A few days ago I received a call from a good friend who informed me that his long career as a lawyer in active service of a huge petrochemical multinational had come to an end. His story was like that of many others. The combination of restructuring and centralization had made his position obsolete. “But it is not all bad news”, he said. “I joined an international law firm now!”, he added enthusiastically. Congratulating him with the new job and asking him about how and what, I noticed that things were not as easy as they seemed.
The law firm did not exactly “hire” him, but they “offered him a position” with the firm. Fred, who is 48 years of age and always enjoyed the pleasures of corporate life to a great extent, in fact had to establish a business of his own to acquire and serve clients. But after having had intensive training he could do so under the firm’s well established name using all of the firm’s facilities. Once in a while the firm would assign clients to him as well. A complex system of profit sharing was agreed upon.
It’s a trend going on for a bit now. The traditional business model with only in-house consultants no longer works. Costly overhead, bureaucracy, lack of entrepreneurship and an overall too comfy feeling of job security no longer matches the needs of today’s marketplace.
Who would have thought that Fred would become an entrepreneur at his age? His story made me think of a similar experience I had, five years ago…
Starting a business of your own is always scary and never without risk.

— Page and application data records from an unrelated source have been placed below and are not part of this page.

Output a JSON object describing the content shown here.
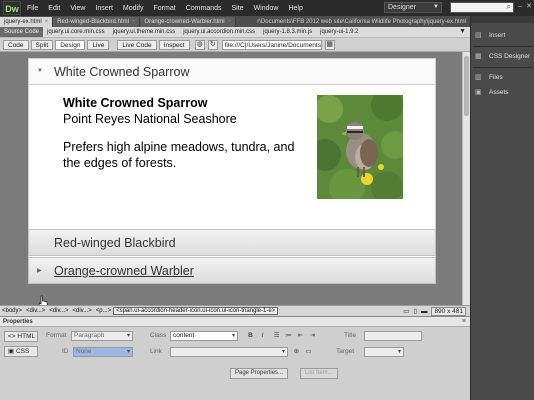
{
  "app": {
    "logo": "Dw",
    "menu": [
      "File",
      "Edit",
      "View",
      "Insert",
      "Modify",
      "Format",
      "Commands",
      "Site",
      "Window",
      "Help"
    ],
    "workspace": "Designer"
  },
  "doc_tabs": [
    {
      "label": "jquery-ex.html",
      "active": true
    },
    {
      "label": "Red-winged-Blackbird.html",
      "active": false
    },
    {
      "label": "Orange-crowned-Warbler.html",
      "active": false
    }
  ],
  "doc_path": "r\\Documents\\FFB 2012 web site\\California Wildlife Photography\\jquery-ex.html",
  "related_files": [
    "Source Code",
    "jquery.ui.core.min.css",
    "jquery.ui.theme.min.css",
    "jquery.ui.accordion.min.css",
    "jquery-1.8.3.min.js",
    "jquery-ui-1.9.2"
  ],
  "view_toolbar": {
    "buttons": [
      "Code",
      "Split",
      "Design",
      "Live",
      "Live Code",
      "Inspect"
    ],
    "address": "file:///C|/Users/Janine/Documents/Bi"
  },
  "accordion": {
    "open_header": "White Crowned Sparrow",
    "content": {
      "title": "White Crowned Sparrow",
      "subtitle": "Point Reyes National Seashore",
      "description": "Prefers high alpine meadows, tundra, and the edges of forests."
    },
    "collapsed_headers": [
      "Red-winged Blackbird",
      "Orange-crowned Warbler"
    ]
  },
  "tag_selector": {
    "tags": [
      "<body>",
      "<div...>",
      "<div...>",
      "<div...>",
      "<p...>"
    ],
    "selected_tag": "<span.ui-accordion-header-icon.ui-icon.ui-icon-triangle-1-e>",
    "dimensions": "890 x 481"
  },
  "properties": {
    "title": "Properties",
    "html_mode": "HTML",
    "css_mode": "CSS",
    "format_label": "Format",
    "format_value": "Paragraph",
    "class_label": "Class",
    "class_value": "content",
    "id_label": "ID",
    "id_value": "None",
    "link_label": "Link",
    "title_label": "Title",
    "target_label": "Target",
    "page_properties": "Page Properties...",
    "list_item": "List Item..."
  },
  "right_dock": {
    "items": [
      "Insert",
      "CSS Designer",
      "Files",
      "Assets"
    ]
  },
  "colors": {
    "menubar": "#2b2b2b",
    "canvas_bg": "#7b7b7b",
    "accordion_content": "#ffffff",
    "id_select": "#9fb7e4"
  }
}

Some five years ago, I left my VP Communications position with a global fast-moving consumer goods (FMCG) company and started building my very own little boutique communications firm in the Netherlands, named ID Est Communicatie. Returning to the mere essence of communications and gaining more flexibility and freedom were some of the motives that drove this initiative.
But then, while working on the business plan I got struck by fear, slowly building up to a situation of utter panic. Where would I find my clients? Would I manage to do it without the inherent status of senior level positions and corporate life? Would there actually be something that I am good at? What am I good at? What do I know?
Successful and long-term functioning in the highest ranks of corporate life may spoil you. Navigating on once earned trust, solid relationships and established best practices, can easily lead to losing your edge and relying on what once proved to be successful. Success is easily confirmed. Self-reflection and challenging your own insights and capabilities is not the most natural thing to do, or is it?
The bigger part of my first year as an independent entrepreneur I spent on re-educating myself on my true passion: communications. I subscribed to a variety of business publications and my days were filled with reading blogs, visiting seminars and establishing and maintaining a network of professional colleagues around the globe, whom I trusted to challenge me and my professional insights through regular Skype meetings. So many of them kindly shared their ideas, their connections and their work with me.
At an older age, one of the things that I learned was that talking to similar minded people does not add much value. It’s the argumentation, the discussion and the free flow of crazy ideas, which bring new thoughts and inspiration. It was then when I decided to life-coach a few very young, but ambitious, communications professionals. They will probably never know that they most likely teach me more than I will ever be able to teach them. The insight in their media-consumption, brand perception and social interaction refreshes my views and renews my ideas. We can’t stay forever young but we can certainly stay forever relevant and current…
Those were also the days that I came to develop a new skill, being the art of “self-education”. Whenever I read or heard about a new functional development, industry trend, or marketing and communications theory, I tapped all publicly available sources and wrote my own little white paper on it. This way terminology such as “thought leadership”, “insight selling”, “corporate character” and “authentic advocacy” became a natural part of my vocabulary. With it and bit by bit my level of confidence grew and I started to feel more secure reaching out to earn credibility with potential clients.
In hindsight, I wish that I made the jump to independency sooner than just before my 50th birthday. But this move at a later age made me aware of the importance to stay relevant, up-to-date and current. Whether that is in the profession, in your network or in your current job.